A lottery is a type of gambling in which players pay a small amount of money for the chance to win a large prize, such as a lump sum of cash. The prize is determined by random drawing. Lotteries are often used by governments to raise money for public projects. This article describes the basics of a lottery and how to play one. It also discusses the risks involved in playing a lottery.
The lottery is a popular pastime in many countries. In fact, about 50 percent of Americans buy a ticket at least once a year. However, not everyone plays the same way. Some people simply love to gamble, while others use the lottery as a way to improve their lives in some way. For example, they might be hoping to hit it big and buy a new home or a car. Others might be hoping to win a large jackpot, such as the Powerball or Mega Millions prize.
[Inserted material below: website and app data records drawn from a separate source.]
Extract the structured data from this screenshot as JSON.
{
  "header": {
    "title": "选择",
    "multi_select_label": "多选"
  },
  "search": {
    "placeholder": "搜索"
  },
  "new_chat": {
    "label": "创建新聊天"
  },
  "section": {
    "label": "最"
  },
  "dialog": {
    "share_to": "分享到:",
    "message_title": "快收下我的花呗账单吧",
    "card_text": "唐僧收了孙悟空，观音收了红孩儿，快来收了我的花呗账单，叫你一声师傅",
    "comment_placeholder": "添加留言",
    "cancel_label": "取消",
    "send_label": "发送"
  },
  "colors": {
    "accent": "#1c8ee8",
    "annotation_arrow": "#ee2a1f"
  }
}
Many people choose their numbers based on a variety of factors, including birthdays and other dates. This method can help to increase their chances of winning, but it can also reduce the odds of sharing the prize with other winners. For this reason, it’s important to keep a record of the numbers you pick and check them before each draw. Moreover, it is recommended that you avoid picking sequences that other people frequently play. In addition, it is better to purchase more tickets, since each number has an equal probability of being chosen.
Some people argue that lottery advertising is misleading because it only shows the jackpot and not the total payout. They say that the advertisement makes it seem like the jackpot is available right away, when in reality it would be paid out in an annuity over 30 years. The annuity would begin with a first payment when the winner wins, followed by 29 annual payments that increase each year by 5%. If the lottery winner dies before all of the annual payments have been made, the remaining balance becomes part of their estate.
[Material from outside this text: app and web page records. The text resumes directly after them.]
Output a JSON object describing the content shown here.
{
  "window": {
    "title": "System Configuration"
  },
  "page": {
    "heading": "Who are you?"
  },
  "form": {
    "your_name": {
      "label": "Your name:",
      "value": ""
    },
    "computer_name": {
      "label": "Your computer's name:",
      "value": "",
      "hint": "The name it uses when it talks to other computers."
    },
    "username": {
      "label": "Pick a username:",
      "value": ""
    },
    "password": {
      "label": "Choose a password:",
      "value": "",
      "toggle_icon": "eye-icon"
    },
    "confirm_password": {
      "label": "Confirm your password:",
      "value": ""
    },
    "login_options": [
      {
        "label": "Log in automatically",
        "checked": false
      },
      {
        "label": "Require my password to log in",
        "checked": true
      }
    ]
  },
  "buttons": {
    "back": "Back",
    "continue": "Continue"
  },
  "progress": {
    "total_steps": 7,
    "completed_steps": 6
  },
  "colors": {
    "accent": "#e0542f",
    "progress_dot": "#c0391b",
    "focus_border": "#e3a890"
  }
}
While many people enjoy buying lottery tickets, the truth is that most of them aren’t going to win. The reason is that there are millions of improbable combinations. You can see this clearly by examining the results from real lottery draws. You can also use combinatorial math to predict the outcome of future draws, which is much more accurate than looking at historical results.
Lottery ads make it appear as if everybody wins, but the truth is that most lottery players are lower-income, less educated, and nonwhite. In addition, they are disproportionately men. These groups tend to spend the most on lottery tickets. These groups are a significant part of the total population, yet they are not even close to making up half of all lottery participants.